(Provided records)

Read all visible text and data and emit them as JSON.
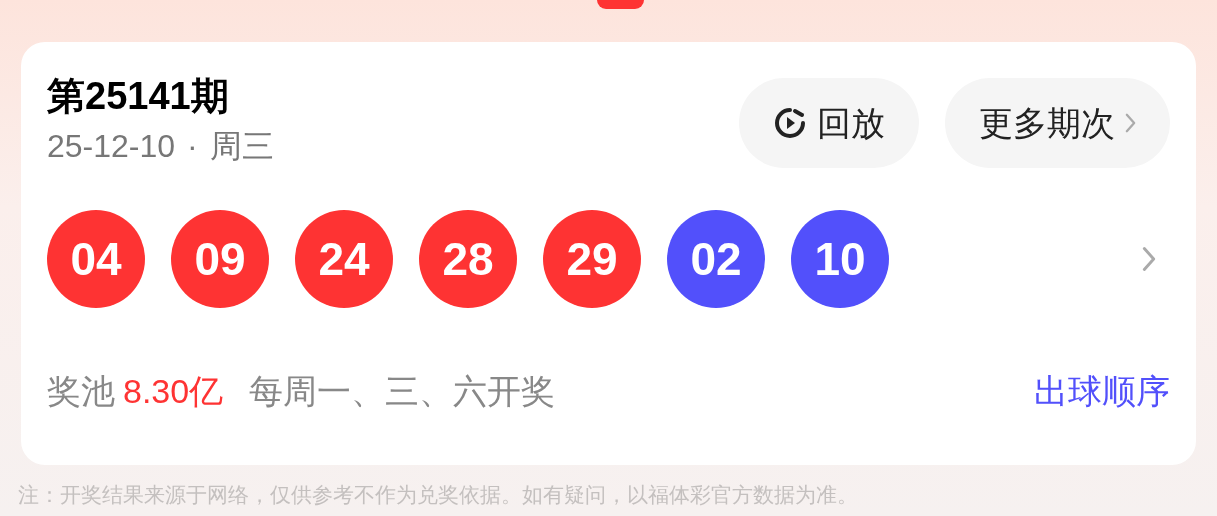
{
  "issue": {
    "title": "第25141期",
    "date": "25-12-10",
    "separator": "·",
    "weekday": "周三"
  },
  "buttons": [
    {
      "kind": "replay",
      "label": "回放"
    },
    {
      "kind": "more",
      "label": "更多期次"
    }
  ],
  "balls": [
    {
      "number": "04",
      "color": "#fe3333"
    },
    {
      "number": "09",
      "color": "#fe3333"
    },
    {
      "number": "24",
      "color": "#fe3333"
    },
    {
      "number": "28",
      "color": "#fe3333"
    },
    {
      "number": "29",
      "color": "#fe3333"
    },
    {
      "number": "02",
      "color": "#5250fb"
    },
    {
      "number": "10",
      "color": "#5250fb"
    }
  ],
  "pool": {
    "label": "奖池",
    "amount": "8.30亿",
    "schedule": "每周一、三、六开奖"
  },
  "order_link": "出球顺序",
  "footnote": "注：开奖结果来源于网络，仅供参考不作为兑奖依据。如有疑问，以福体彩官方数据为准。"
}
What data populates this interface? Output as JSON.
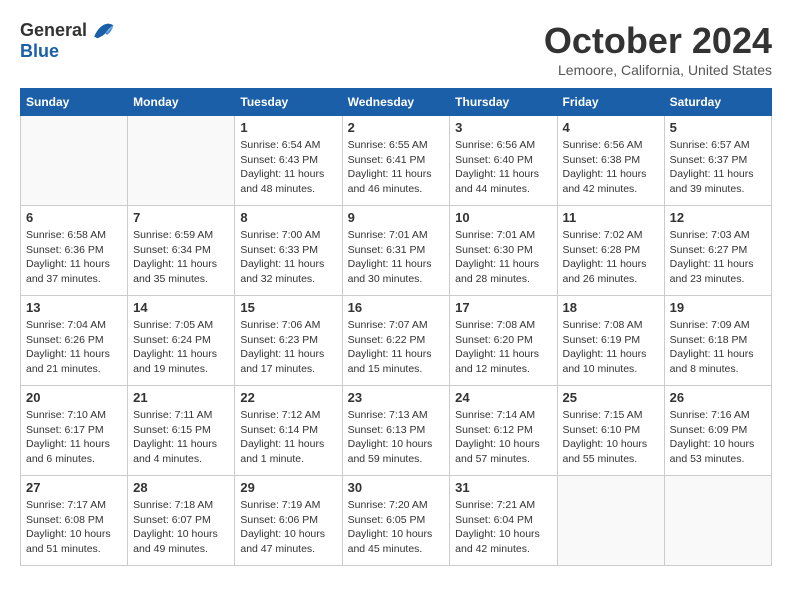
{
  "logo": {
    "general": "General",
    "blue": "Blue"
  },
  "title": "October 2024",
  "location": "Lemoore, California, United States",
  "days_of_week": [
    "Sunday",
    "Monday",
    "Tuesday",
    "Wednesday",
    "Thursday",
    "Friday",
    "Saturday"
  ],
  "weeks": [
    [
      {
        "day": "",
        "info": ""
      },
      {
        "day": "",
        "info": ""
      },
      {
        "day": "1",
        "info": "Sunrise: 6:54 AM\nSunset: 6:43 PM\nDaylight: 11 hours\nand 48 minutes."
      },
      {
        "day": "2",
        "info": "Sunrise: 6:55 AM\nSunset: 6:41 PM\nDaylight: 11 hours\nand 46 minutes."
      },
      {
        "day": "3",
        "info": "Sunrise: 6:56 AM\nSunset: 6:40 PM\nDaylight: 11 hours\nand 44 minutes."
      },
      {
        "day": "4",
        "info": "Sunrise: 6:56 AM\nSunset: 6:38 PM\nDaylight: 11 hours\nand 42 minutes."
      },
      {
        "day": "5",
        "info": "Sunrise: 6:57 AM\nSunset: 6:37 PM\nDaylight: 11 hours\nand 39 minutes."
      }
    ],
    [
      {
        "day": "6",
        "info": "Sunrise: 6:58 AM\nSunset: 6:36 PM\nDaylight: 11 hours\nand 37 minutes."
      },
      {
        "day": "7",
        "info": "Sunrise: 6:59 AM\nSunset: 6:34 PM\nDaylight: 11 hours\nand 35 minutes."
      },
      {
        "day": "8",
        "info": "Sunrise: 7:00 AM\nSunset: 6:33 PM\nDaylight: 11 hours\nand 32 minutes."
      },
      {
        "day": "9",
        "info": "Sunrise: 7:01 AM\nSunset: 6:31 PM\nDaylight: 11 hours\nand 30 minutes."
      },
      {
        "day": "10",
        "info": "Sunrise: 7:01 AM\nSunset: 6:30 PM\nDaylight: 11 hours\nand 28 minutes."
      },
      {
        "day": "11",
        "info": "Sunrise: 7:02 AM\nSunset: 6:28 PM\nDaylight: 11 hours\nand 26 minutes."
      },
      {
        "day": "12",
        "info": "Sunrise: 7:03 AM\nSunset: 6:27 PM\nDaylight: 11 hours\nand 23 minutes."
      }
    ],
    [
      {
        "day": "13",
        "info": "Sunrise: 7:04 AM\nSunset: 6:26 PM\nDaylight: 11 hours\nand 21 minutes."
      },
      {
        "day": "14",
        "info": "Sunrise: 7:05 AM\nSunset: 6:24 PM\nDaylight: 11 hours\nand 19 minutes."
      },
      {
        "day": "15",
        "info": "Sunrise: 7:06 AM\nSunset: 6:23 PM\nDaylight: 11 hours\nand 17 minutes."
      },
      {
        "day": "16",
        "info": "Sunrise: 7:07 AM\nSunset: 6:22 PM\nDaylight: 11 hours\nand 15 minutes."
      },
      {
        "day": "17",
        "info": "Sunrise: 7:08 AM\nSunset: 6:20 PM\nDaylight: 11 hours\nand 12 minutes."
      },
      {
        "day": "18",
        "info": "Sunrise: 7:08 AM\nSunset: 6:19 PM\nDaylight: 11 hours\nand 10 minutes."
      },
      {
        "day": "19",
        "info": "Sunrise: 7:09 AM\nSunset: 6:18 PM\nDaylight: 11 hours\nand 8 minutes."
      }
    ],
    [
      {
        "day": "20",
        "info": "Sunrise: 7:10 AM\nSunset: 6:17 PM\nDaylight: 11 hours\nand 6 minutes."
      },
      {
        "day": "21",
        "info": "Sunrise: 7:11 AM\nSunset: 6:15 PM\nDaylight: 11 hours\nand 4 minutes."
      },
      {
        "day": "22",
        "info": "Sunrise: 7:12 AM\nSunset: 6:14 PM\nDaylight: 11 hours\nand 1 minute."
      },
      {
        "day": "23",
        "info": "Sunrise: 7:13 AM\nSunset: 6:13 PM\nDaylight: 10 hours\nand 59 minutes."
      },
      {
        "day": "24",
        "info": "Sunrise: 7:14 AM\nSunset: 6:12 PM\nDaylight: 10 hours\nand 57 minutes."
      },
      {
        "day": "25",
        "info": "Sunrise: 7:15 AM\nSunset: 6:10 PM\nDaylight: 10 hours\nand 55 minutes."
      },
      {
        "day": "26",
        "info": "Sunrise: 7:16 AM\nSunset: 6:09 PM\nDaylight: 10 hours\nand 53 minutes."
      }
    ],
    [
      {
        "day": "27",
        "info": "Sunrise: 7:17 AM\nSunset: 6:08 PM\nDaylight: 10 hours\nand 51 minutes."
      },
      {
        "day": "28",
        "info": "Sunrise: 7:18 AM\nSunset: 6:07 PM\nDaylight: 10 hours\nand 49 minutes."
      },
      {
        "day": "29",
        "info": "Sunrise: 7:19 AM\nSunset: 6:06 PM\nDaylight: 10 hours\nand 47 minutes."
      },
      {
        "day": "30",
        "info": "Sunrise: 7:20 AM\nSunset: 6:05 PM\nDaylight: 10 hours\nand 45 minutes."
      },
      {
        "day": "31",
        "info": "Sunrise: 7:21 AM\nSunset: 6:04 PM\nDaylight: 10 hours\nand 42 minutes."
      },
      {
        "day": "",
        "info": ""
      },
      {
        "day": "",
        "info": ""
      }
    ]
  ]
}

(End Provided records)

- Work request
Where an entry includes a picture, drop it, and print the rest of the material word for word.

- Finished exercise
Read all visible text and data and emit them as JSON.
{
  "issue": {
    "title": "第25141期",
    "date": "25-12-10",
    "separator": "·",
    "weekday": "周三"
  },
  "buttons": [
    {
      "kind": "replay",
      "label": "回放"
    },
    {
      "kind": "more",
      "label": "更多期次"
    }
  ],
  "balls": [
    {
      "number": "04",
      "color": "#fe3333"
    },
    {
      "number": "09",
      "color": "#fe3333"
    },
    {
      "number": "24",
      "color": "#fe3333"
    },
    {
      "number": "28",
      "color": "#fe3333"
    },
    {
      "number": "29",
      "color": "#fe3333"
    },
    {
      "number": "02",
      "color": "#5250fb"
    },
    {
      "number": "10",
      "color": "#5250fb"
    }
  ],
  "pool": {
    "label": "奖池",
    "amount": "8.30亿",
    "schedule": "每周一、三、六开奖"
  },
  "order_link": "出球顺序",
  "footnote": "注：开奖结果来源于网络，仅供参考不作为兑奖依据。如有疑问，以福体彩官方数据为准。"
}
What data populates this interface? Output as JSON.
{
  "logo": {
    "general": "General",
    "blue": "Blue"
  },
  "title": "October 2024",
  "location": "Lemoore, California, United States",
  "days_of_week": [
    "Sunday",
    "Monday",
    "Tuesday",
    "Wednesday",
    "Thursday",
    "Friday",
    "Saturday"
  ],
  "weeks": [
    [
      {
        "day": "",
        "info": ""
      },
      {
        "day": "",
        "info": ""
      },
      {
        "day": "1",
        "info": "Sunrise: 6:54 AM\nSunset: 6:43 PM\nDaylight: 11 hours\nand 48 minutes."
      },
      {
        "day": "2",
        "info": "Sunrise: 6:55 AM\nSunset: 6:41 PM\nDaylight: 11 hours\nand 46 minutes."
      },
      {
        "day": "3",
        "info": "Sunrise: 6:56 AM\nSunset: 6:40 PM\nDaylight: 11 hours\nand 44 minutes."
      },
      {
        "day": "4",
        "info": "Sunrise: 6:56 AM\nSunset: 6:38 PM\nDaylight: 11 hours\nand 42 minutes."
      },
      {
        "day": "5",
        "info": "Sunrise: 6:57 AM\nSunset: 6:37 PM\nDaylight: 11 hours\nand 39 minutes."
      }
    ],
    [
      {
        "day": "6",
        "info": "Sunrise: 6:58 AM\nSunset: 6:36 PM\nDaylight: 11 hours\nand 37 minutes."
      },
      {
        "day": "7",
        "info": "Sunrise: 6:59 AM\nSunset: 6:34 PM\nDaylight: 11 hours\nand 35 minutes."
      },
      {
        "day": "8",
        "info": "Sunrise: 7:00 AM\nSunset: 6:33 PM\nDaylight: 11 hours\nand 32 minutes."
      },
      {
        "day": "9",
        "info": "Sunrise: 7:01 AM\nSunset: 6:31 PM\nDaylight: 11 hours\nand 30 minutes."
      },
      {
        "day": "10",
        "info": "Sunrise: 7:01 AM\nSunset: 6:30 PM\nDaylight: 11 hours\nand 28 minutes."
      },
      {
        "day": "11",
        "info": "Sunrise: 7:02 AM\nSunset: 6:28 PM\nDaylight: 11 hours\nand 26 minutes."
      },
      {
        "day": "12",
        "info": "Sunrise: 7:03 AM\nSunset: 6:27 PM\nDaylight: 11 hours\nand 23 minutes."
      }
    ],
    [
      {
        "day": "13",
        "info": "Sunrise: 7:04 AM\nSunset: 6:26 PM\nDaylight: 11 hours\nand 21 minutes."
      },
      {
        "day": "14",
        "info": "Sunrise: 7:05 AM\nSunset: 6:24 PM\nDaylight: 11 hours\nand 19 minutes."
      },
      {
        "day": "15",
        "info": "Sunrise: 7:06 AM\nSunset: 6:23 PM\nDaylight: 11 hours\nand 17 minutes."
      },
      {
        "day": "16",
        "info": "Sunrise: 7:07 AM\nSunset: 6:22 PM\nDaylight: 11 hours\nand 15 minutes."
      },
      {
        "day": "17",
        "info": "Sunrise: 7:08 AM\nSunset: 6:20 PM\nDaylight: 11 hours\nand 12 minutes."
      },
      {
        "day": "18",
        "info": "Sunrise: 7:08 AM\nSunset: 6:19 PM\nDaylight: 11 hours\nand 10 minutes."
      },
      {
        "day": "19",
        "info": "Sunrise: 7:09 AM\nSunset: 6:18 PM\nDaylight: 11 hours\nand 8 minutes."
      }
    ],
    [
      {
        "day": "20",
        "info": "Sunrise: 7:10 AM\nSunset: 6:17 PM\nDaylight: 11 hours\nand 6 minutes."
      },
      {
        "day": "21",
        "info": "Sunrise: 7:11 AM\nSunset: 6:15 PM\nDaylight: 11 hours\nand 4 minutes."
      },
      {
        "day": "22",
        "info": "Sunrise: 7:12 AM\nSunset: 6:14 PM\nDaylight: 11 hours\nand 1 minute."
      },
      {
        "day": "23",
        "info": "Sunrise: 7:13 AM\nSunset: 6:13 PM\nDaylight: 10 hours\nand 59 minutes."
      },
      {
        "day": "24",
        "info": "Sunrise: 7:14 AM\nSunset: 6:12 PM\nDaylight: 10 hours\nand 57 minutes."
      },
      {
        "day": "25",
        "info": "Sunrise: 7:15 AM\nSunset: 6:10 PM\nDaylight: 10 hours\nand 55 minutes."
      },
      {
        "day": "26",
        "info": "Sunrise: 7:16 AM\nSunset: 6:09 PM\nDaylight: 10 hours\nand 53 minutes."
      }
    ],
    [
      {
        "day": "27",
        "info": "Sunrise: 7:17 AM\nSunset: 6:08 PM\nDaylight: 10 hours\nand 51 minutes."
      },
      {
        "day": "28",
        "info": "Sunrise: 7:18 AM\nSunset: 6:07 PM\nDaylight: 10 hours\nand 49 minutes."
      },
      {
        "day": "29",
        "info": "Sunrise: 7:19 AM\nSunset: 6:06 PM\nDaylight: 10 hours\nand 47 minutes."
      },
      {
        "day": "30",
        "info": "Sunrise: 7:20 AM\nSunset: 6:05 PM\nDaylight: 10 hours\nand 45 minutes."
      },
      {
        "day": "31",
        "info": "Sunrise: 7:21 AM\nSunset: 6:04 PM\nDaylight: 10 hours\nand 42 minutes."
      },
      {
        "day": "",
        "info": ""
      },
      {
        "day": "",
        "info": ""
      }
    ]
  ]
}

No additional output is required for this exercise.